Starting at the first line and ending at the last, output the data exactly.

START MATERIAL FOR THIS EXERCISE

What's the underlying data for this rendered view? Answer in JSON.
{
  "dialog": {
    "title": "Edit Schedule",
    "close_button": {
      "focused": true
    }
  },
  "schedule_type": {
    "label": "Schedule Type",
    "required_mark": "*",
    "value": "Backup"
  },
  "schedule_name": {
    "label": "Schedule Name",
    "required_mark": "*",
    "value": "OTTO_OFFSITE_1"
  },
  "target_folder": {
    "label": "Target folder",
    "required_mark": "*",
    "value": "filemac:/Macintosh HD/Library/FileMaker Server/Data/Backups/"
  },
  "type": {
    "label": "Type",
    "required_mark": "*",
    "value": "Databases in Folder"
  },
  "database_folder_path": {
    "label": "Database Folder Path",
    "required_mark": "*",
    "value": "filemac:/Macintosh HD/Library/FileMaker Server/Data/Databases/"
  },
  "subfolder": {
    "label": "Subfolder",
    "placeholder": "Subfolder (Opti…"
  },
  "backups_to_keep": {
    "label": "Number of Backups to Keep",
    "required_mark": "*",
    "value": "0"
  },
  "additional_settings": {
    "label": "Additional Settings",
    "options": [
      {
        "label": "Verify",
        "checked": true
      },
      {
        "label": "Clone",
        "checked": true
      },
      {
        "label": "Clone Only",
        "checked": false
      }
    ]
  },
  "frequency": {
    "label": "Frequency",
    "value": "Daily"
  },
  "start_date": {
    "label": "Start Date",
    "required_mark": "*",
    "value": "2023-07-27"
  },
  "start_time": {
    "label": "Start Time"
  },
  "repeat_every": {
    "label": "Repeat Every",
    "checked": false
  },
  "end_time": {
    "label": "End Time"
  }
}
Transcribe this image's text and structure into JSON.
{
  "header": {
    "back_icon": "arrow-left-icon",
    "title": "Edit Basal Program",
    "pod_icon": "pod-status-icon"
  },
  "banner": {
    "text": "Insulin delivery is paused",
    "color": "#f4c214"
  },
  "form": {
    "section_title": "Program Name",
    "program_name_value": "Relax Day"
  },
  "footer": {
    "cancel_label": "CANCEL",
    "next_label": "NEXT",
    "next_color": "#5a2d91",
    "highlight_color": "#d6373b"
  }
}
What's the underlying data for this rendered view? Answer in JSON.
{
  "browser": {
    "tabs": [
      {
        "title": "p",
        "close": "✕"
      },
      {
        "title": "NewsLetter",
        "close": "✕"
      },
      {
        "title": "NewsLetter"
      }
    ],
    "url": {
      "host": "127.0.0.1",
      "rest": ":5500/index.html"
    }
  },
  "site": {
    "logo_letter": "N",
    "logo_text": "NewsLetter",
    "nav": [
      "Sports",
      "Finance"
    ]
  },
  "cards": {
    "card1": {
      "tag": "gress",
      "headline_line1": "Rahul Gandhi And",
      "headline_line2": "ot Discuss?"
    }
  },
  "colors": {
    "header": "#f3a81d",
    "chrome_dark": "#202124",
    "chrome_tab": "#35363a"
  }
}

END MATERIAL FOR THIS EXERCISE

* [ANSWER TO THIS EXERCISE]:
What's the underlying data for this rendered view? Answer in JSON.
{
  "dialog": {
    "title": "Edit Schedule",
    "close_button": {
      "focused": true
    }
  },
  "schedule_type": {
    "label": "Schedule Type",
    "required_mark": "*",
    "value": "Backup"
  },
  "schedule_name": {
    "label": "Schedule Name",
    "required_mark": "*",
    "value": "OTTO_OFFSITE_1"
  },
  "target_folder": {
    "label": "Target folder",
    "required_mark": "*",
    "value": "filemac:/Macintosh HD/Library/FileMaker Server/Data/Backups/"
  },
  "type": {
    "label": "Type",
    "required_mark": "*",
    "value": "Databases in Folder"
  },
  "database_folder_path": {
    "label": "Database Folder Path",
    "required_mark": "*",
    "value": "filemac:/Macintosh HD/Library/FileMaker Server/Data/Databases/"
  },
  "subfolder": {
    "label": "Subfolder",
    "placeholder": "Subfolder (Opti…"
  },
  "backups_to_keep": {
    "label": "Number of Backups to Keep",
    "required_mark": "*",
    "value": "0"
  },
  "additional_settings": {
    "label": "Additional Settings",
    "options": [
      {
        "label": "Verify",
        "checked": true
      },
      {
        "label": "Clone",
        "checked": true
      },
      {
        "label": "Clone Only",
        "checked": false
      }
    ]
  },
  "frequency": {
    "label": "Frequency",
    "value": "Daily"
  },
  "start_date": {
    "label": "Start Date",
    "required_mark": "*",
    "value": "2023-07-27"
  },
  "start_time": {
    "label": "Start Time"
  },
  "repeat_every": {
    "label": "Repeat Every",
    "checked": false
  },
  "end_time": {
    "label": "End Time"
  }
}
Transcribe this image's text and structure into JSON.
{
  "header": {
    "back_icon": "arrow-left-icon",
    "title": "Edit Basal Program",
    "pod_icon": "pod-status-icon"
  },
  "banner": {
    "text": "Insulin delivery is paused",
    "color": "#f4c214"
  },
  "form": {
    "section_title": "Program Name",
    "program_name_value": "Relax Day"
  },
  "footer": {
    "cancel_label": "CANCEL",
    "next_label": "NEXT",
    "next_color": "#5a2d91",
    "highlight_color": "#d6373b"
  }
}
What's the underlying data for this rendered view? Answer in JSON.
{
  "browser": {
    "tabs": [
      {
        "title": "p",
        "close": "✕"
      },
      {
        "title": "NewsLetter",
        "close": "✕"
      },
      {
        "title": "NewsLetter"
      }
    ],
    "url": {
      "host": "127.0.0.1",
      "rest": ":5500/index.html"
    }
  },
  "site": {
    "logo_letter": "N",
    "logo_text": "NewsLetter",
    "nav": [
      "Sports",
      "Finance"
    ]
  },
  "cards": {
    "card1": {
      "tag": "gress",
      "headline_line1": "Rahul Gandhi And",
      "headline_line2": "ot Discuss?"
    }
  },
  "colors": {
    "header": "#f3a81d",
    "chrome_dark": "#202124",
    "chrome_tab": "#35363a"
  }
}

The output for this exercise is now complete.